We celebrated the New Year’s Eve here on the boat. We decided not to go into town, but to stay here and watch South Pacific. We actually stayed up until midnight and watched the fireworks and flares display. The fireworks were planned, but at the magic hour, many boaters got out their old flares and shot them off over the anchorage. The noise in the harbor was what you would expect in Times Square, but things settled down again around 0030 and we tucked in for the night.

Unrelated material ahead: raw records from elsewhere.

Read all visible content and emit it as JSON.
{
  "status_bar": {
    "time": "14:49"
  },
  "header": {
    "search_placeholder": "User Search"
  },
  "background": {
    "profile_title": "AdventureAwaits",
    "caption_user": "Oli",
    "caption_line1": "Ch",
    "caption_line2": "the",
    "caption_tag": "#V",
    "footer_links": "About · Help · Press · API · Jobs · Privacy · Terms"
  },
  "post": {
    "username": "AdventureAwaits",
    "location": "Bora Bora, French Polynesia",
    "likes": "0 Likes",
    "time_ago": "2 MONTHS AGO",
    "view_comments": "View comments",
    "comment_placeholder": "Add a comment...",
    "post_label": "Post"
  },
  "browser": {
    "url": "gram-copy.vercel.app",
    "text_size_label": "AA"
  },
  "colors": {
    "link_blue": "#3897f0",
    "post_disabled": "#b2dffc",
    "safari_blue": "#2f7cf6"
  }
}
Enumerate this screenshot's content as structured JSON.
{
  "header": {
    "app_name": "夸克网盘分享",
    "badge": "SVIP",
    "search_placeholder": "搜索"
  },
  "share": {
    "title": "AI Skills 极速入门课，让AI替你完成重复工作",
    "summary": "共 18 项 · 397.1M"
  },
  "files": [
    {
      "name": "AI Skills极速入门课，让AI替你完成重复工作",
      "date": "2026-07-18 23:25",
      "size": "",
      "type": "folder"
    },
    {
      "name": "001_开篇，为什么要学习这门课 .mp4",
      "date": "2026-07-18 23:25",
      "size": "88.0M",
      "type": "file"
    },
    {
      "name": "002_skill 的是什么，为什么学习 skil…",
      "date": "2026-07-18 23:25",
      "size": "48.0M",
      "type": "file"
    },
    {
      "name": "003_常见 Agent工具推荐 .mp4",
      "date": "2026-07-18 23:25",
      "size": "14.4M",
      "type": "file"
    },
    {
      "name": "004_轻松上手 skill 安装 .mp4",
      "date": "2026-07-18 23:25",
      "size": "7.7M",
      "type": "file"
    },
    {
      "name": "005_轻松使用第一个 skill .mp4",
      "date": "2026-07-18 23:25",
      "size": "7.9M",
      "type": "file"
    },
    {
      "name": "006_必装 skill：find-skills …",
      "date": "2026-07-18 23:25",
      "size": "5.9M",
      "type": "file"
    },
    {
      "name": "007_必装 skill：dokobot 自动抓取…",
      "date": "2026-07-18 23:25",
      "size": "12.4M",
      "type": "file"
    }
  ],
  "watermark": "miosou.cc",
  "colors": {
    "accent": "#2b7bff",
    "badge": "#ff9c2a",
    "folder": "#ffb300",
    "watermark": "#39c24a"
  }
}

Mark’s morning was spent further investigating the vibration problem. Sometime around 1100, I heard him exclaim, “I found it!” He found loose bolts in the flexible coupling connecting the prop shaft to the transmission. Of course, tightening those bolts required removing something else first, but my mid-afternoon he declared success. We will have to test this when we leave the anchorage here, but for now, we think we have that problem solved. I spent the day researching the Galapagos Islands. The islands are 95 per cent national park and heavily regulated, so I read as much as I could find about possibilities. I am also in the process of researching our next few stops and tomorrow we will do some serious planning on where to from here.
Here’s a little report on our progress over the past 75 days.
Day 1—Shipyard Quarters, Boston Harbor
Air Temperature: 40 degrees F
N 42 degrees 22 minutes; W 71 degrees 3 minutes
Day 39—Morning After Thanksgiving Day, Solomons, MD
Day 40—Heading Into the Gulf Stream
Air Temperature: 50-60 degrees F
N 35 degrees 53.8 minutes; W 74 degrees 28.6 minutes
Day 53—St. Martin
Air Temperature: 84 degrees F
N 18 degrees 04.08 minutes; W 63 degrees 05.58 minutes
Day 75—Bequia, The Grenadines
Air Temperature: 83 degrees F
N 13 degrees 00.62 minutes; W 61 degrees 14.52 minutes
In 75 days, we have increased the daily temperature by about 43 degrees by changing our latitude from 42 degrees N to 13 degrees N. Only 13 more degrees and we will be on the equator, but that doesn’t happen until we go through the Panama Canal and head south of the Galapagos Islands—sometime in April.
We have actually had a rainy day today. Normally, it rains once or twice during the night and then clears up in the early morning. Today the winds have increased throughout the day and the rain comes and goes. This is our first really rainy day since reaching the Caribbean. Our first day in Soufriere was a little rainy, but we were diving, so we didn’t even know it. But today was different. It really has rained most of the day. There were periods of sun, but no rainbows—just more rain. But we can’t complain. We have had day after day of gorgeous weather. Maybe there was enough rain today to wash some of the salt off the deck. That would be a nice gift.
The Hayes Martin New Year’s Day Law didn’t mention anything about reflection and thanks, but I think that is what this day is really all about. I looked through all of our photographs from the year reminding me of the events. For us, it was a year filled with a frenzy of activity getting ready for this voyage. It was also a year filled with wonderful times with friends and family—last Christmas in Maine with Jed’s family, a trip to West Virginia to celebrate the new year with my family, a Superbowl Sunday celebration aboard boats in Shipyard Quarters, a summer sailing vacation to Maine with our friends Kevin and Claire, a phenomenal NHPR farewell for Mark at the Capitol Center for the Arts in Concord, a surprise visit by all of Mark’s family, a fantastic farewell cruise on Lake Sunapee with my Concord School District friends, and final farewell visits from more family and friends. And since we left Boston in October, we had a full-fledged Martin gathering in Maryland and have met with many old and many new friends along the way.
We have certainly had some challenges along the way, but we feel really lucky to be doing what we are doing and to have such great family and friends back home who have supported us along the way.